# Brief:
Copy each line of the records that holds the string "this".

[Dataset extract Boundary: Start]

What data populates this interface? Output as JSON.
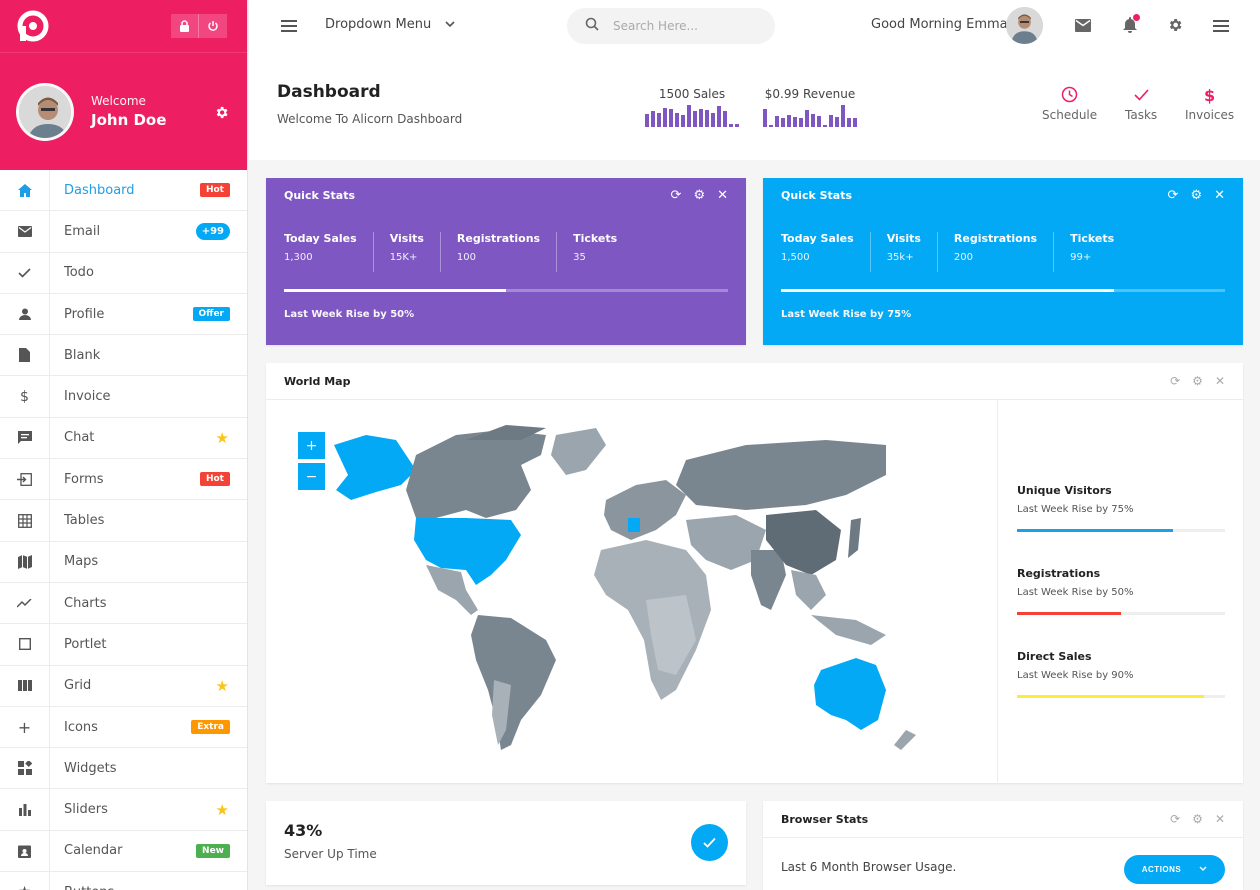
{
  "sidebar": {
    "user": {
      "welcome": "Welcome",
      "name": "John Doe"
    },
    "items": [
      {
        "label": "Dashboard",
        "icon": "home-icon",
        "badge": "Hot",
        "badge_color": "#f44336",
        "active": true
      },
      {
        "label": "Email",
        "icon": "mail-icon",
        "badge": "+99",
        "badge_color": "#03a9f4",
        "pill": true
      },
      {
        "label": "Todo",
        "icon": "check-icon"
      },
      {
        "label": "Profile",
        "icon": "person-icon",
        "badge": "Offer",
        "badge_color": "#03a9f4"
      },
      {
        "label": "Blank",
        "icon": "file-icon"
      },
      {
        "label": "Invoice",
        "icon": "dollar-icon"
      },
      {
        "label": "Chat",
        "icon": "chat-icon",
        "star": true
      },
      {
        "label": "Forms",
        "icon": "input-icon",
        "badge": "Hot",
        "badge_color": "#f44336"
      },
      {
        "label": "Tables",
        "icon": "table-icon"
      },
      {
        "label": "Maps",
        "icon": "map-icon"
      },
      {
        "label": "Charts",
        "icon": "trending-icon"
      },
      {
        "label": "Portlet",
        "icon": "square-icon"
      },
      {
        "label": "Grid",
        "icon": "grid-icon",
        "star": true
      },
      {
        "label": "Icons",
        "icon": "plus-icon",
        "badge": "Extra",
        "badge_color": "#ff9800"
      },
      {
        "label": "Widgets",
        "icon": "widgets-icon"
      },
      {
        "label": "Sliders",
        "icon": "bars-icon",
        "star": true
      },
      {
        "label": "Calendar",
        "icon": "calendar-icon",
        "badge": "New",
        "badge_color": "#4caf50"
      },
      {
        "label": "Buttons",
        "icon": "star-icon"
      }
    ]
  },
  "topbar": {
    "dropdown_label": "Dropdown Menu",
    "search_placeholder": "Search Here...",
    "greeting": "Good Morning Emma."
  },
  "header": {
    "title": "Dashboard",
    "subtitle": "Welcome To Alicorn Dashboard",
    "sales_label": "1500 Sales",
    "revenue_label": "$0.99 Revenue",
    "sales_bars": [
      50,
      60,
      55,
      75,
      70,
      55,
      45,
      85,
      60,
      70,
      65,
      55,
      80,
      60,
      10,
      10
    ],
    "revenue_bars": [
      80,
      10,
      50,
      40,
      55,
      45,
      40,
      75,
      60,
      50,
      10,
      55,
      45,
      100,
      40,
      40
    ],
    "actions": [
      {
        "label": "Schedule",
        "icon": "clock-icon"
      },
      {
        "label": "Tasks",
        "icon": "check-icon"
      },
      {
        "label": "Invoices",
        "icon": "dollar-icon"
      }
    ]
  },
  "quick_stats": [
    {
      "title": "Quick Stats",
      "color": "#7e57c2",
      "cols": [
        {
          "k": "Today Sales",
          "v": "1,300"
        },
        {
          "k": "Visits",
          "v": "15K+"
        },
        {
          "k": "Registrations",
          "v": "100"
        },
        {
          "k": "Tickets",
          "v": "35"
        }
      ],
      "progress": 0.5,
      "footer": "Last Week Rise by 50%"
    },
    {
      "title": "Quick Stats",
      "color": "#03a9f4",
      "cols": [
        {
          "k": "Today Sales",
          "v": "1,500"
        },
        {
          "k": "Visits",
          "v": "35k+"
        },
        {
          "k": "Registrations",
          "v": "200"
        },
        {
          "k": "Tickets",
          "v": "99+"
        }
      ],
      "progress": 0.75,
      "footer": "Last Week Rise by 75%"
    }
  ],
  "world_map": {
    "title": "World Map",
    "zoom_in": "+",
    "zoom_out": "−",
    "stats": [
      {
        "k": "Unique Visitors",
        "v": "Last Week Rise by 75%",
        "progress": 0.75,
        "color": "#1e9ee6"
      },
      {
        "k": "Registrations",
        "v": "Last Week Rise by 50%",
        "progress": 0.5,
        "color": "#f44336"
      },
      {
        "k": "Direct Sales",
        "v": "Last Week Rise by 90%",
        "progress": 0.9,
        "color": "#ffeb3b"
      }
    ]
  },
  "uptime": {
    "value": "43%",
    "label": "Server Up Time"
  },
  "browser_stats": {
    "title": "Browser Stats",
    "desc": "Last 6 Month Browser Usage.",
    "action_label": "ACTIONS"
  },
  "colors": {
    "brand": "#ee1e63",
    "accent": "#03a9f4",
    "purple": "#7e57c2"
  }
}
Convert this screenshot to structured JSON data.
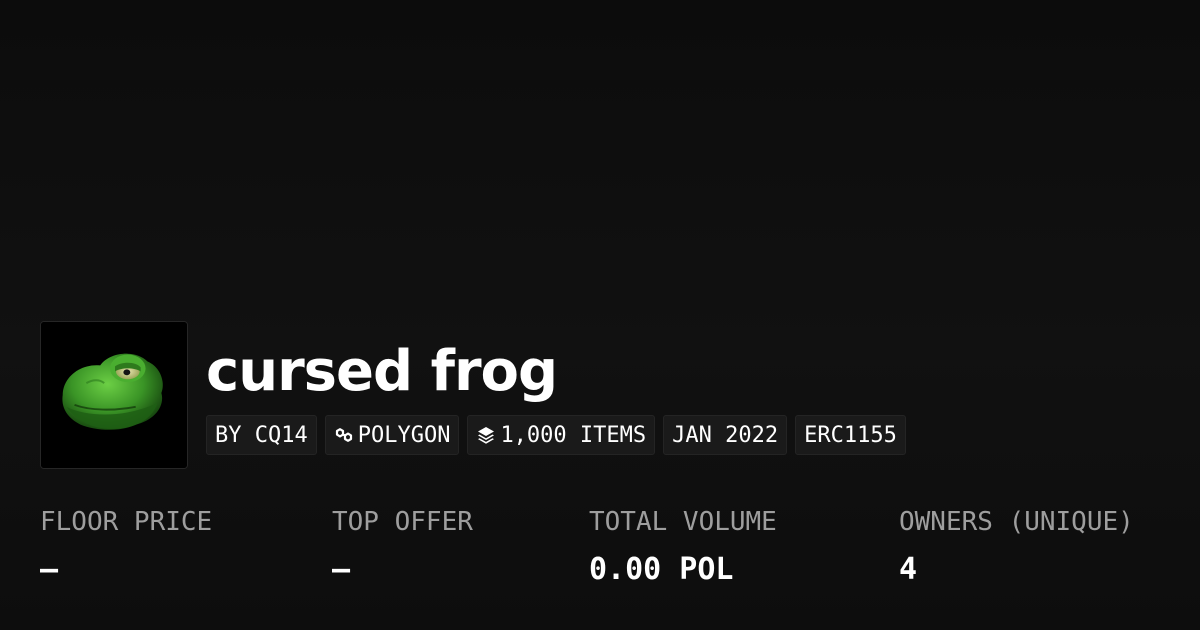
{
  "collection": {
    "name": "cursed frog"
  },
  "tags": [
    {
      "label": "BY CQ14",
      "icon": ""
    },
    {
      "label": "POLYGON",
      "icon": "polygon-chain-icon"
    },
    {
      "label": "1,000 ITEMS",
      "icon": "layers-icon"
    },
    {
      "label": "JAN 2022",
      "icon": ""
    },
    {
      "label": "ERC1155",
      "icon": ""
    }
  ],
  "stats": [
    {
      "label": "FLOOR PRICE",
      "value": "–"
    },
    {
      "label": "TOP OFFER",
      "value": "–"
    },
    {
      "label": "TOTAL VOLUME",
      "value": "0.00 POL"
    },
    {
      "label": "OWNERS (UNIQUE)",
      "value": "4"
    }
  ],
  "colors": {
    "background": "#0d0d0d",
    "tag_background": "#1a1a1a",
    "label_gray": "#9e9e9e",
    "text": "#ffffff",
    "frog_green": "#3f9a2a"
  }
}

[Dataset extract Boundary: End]

# Task output:
What data populates this interface? Output as JSON.
Convert this screenshot to structured JSON data.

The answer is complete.